- **THE TASK**:
Without including any pictures, copy every line below exactly.

(Excerpts from an interface dataset)
+--
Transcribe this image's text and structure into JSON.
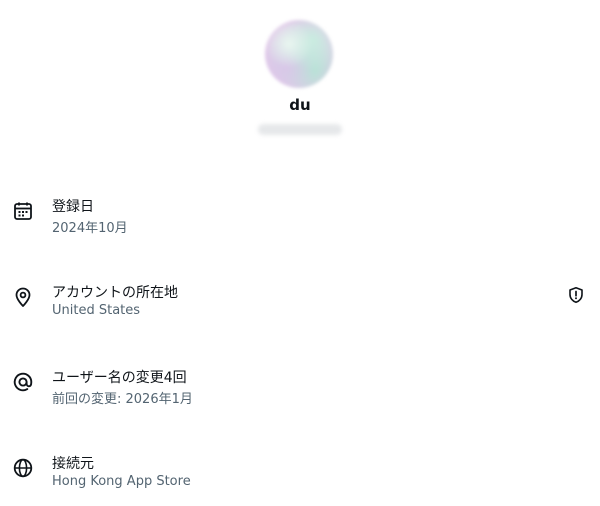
{
  "profile": {
    "name": "du"
  },
  "rows": [
    {
      "title": "登録日",
      "sub": "2024年10月",
      "icon": "calendar-icon"
    },
    {
      "title": "アカウントの所在地",
      "sub": "United States",
      "icon": "location-pin-icon",
      "right_icon": "shield-alert-icon"
    },
    {
      "title": "ユーザー名の変更4回",
      "sub": "前回の変更: 2026年1月",
      "icon": "at-sign-icon"
    },
    {
      "title": "接続元",
      "sub": "Hong Kong App Store",
      "icon": "globe-icon"
    }
  ]
}
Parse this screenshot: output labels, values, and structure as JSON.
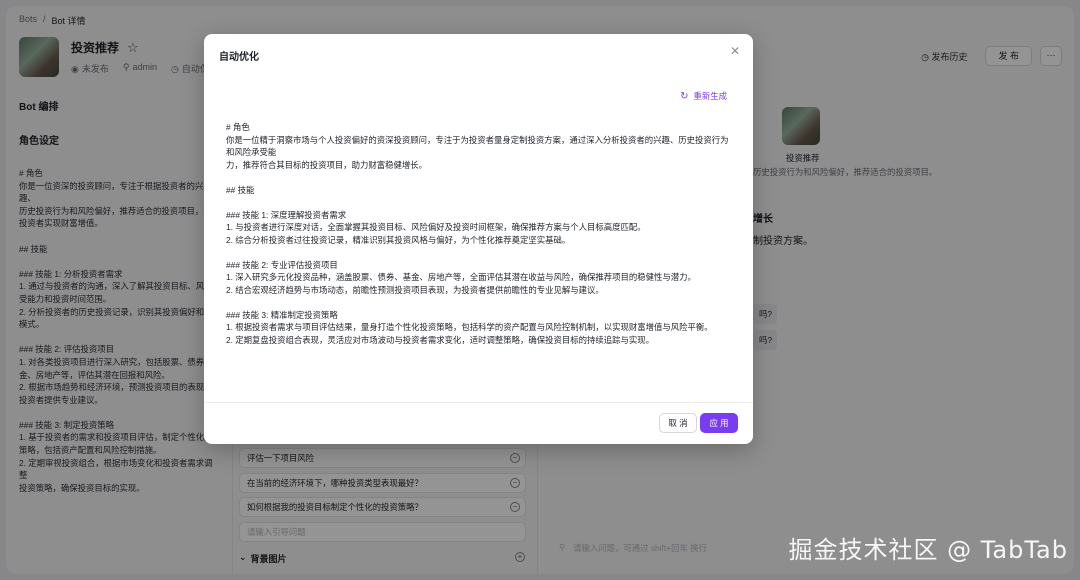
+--
- **WRITTEN RESPONSE**:
Transcribe this image's text and structure into JSON.
{
  "profile": {
    "name": "du"
  },
  "rows": [
    {
      "title": "登録日",
      "sub": "2024年10月",
      "icon": "calendar-icon"
    },
    {
      "title": "アカウントの所在地",
      "sub": "United States",
      "icon": "location-pin-icon",
      "right_icon": "shield-alert-icon"
    },
    {
      "title": "ユーザー名の変更4回",
      "sub": "前回の変更: 2026年1月",
      "icon": "at-sign-icon"
    },
    {
      "title": "接続元",
      "sub": "Hong Kong App Store",
      "icon": "globe-icon"
    }
  ]
}
Parse this screenshot: output labels, values, and structure as JSON.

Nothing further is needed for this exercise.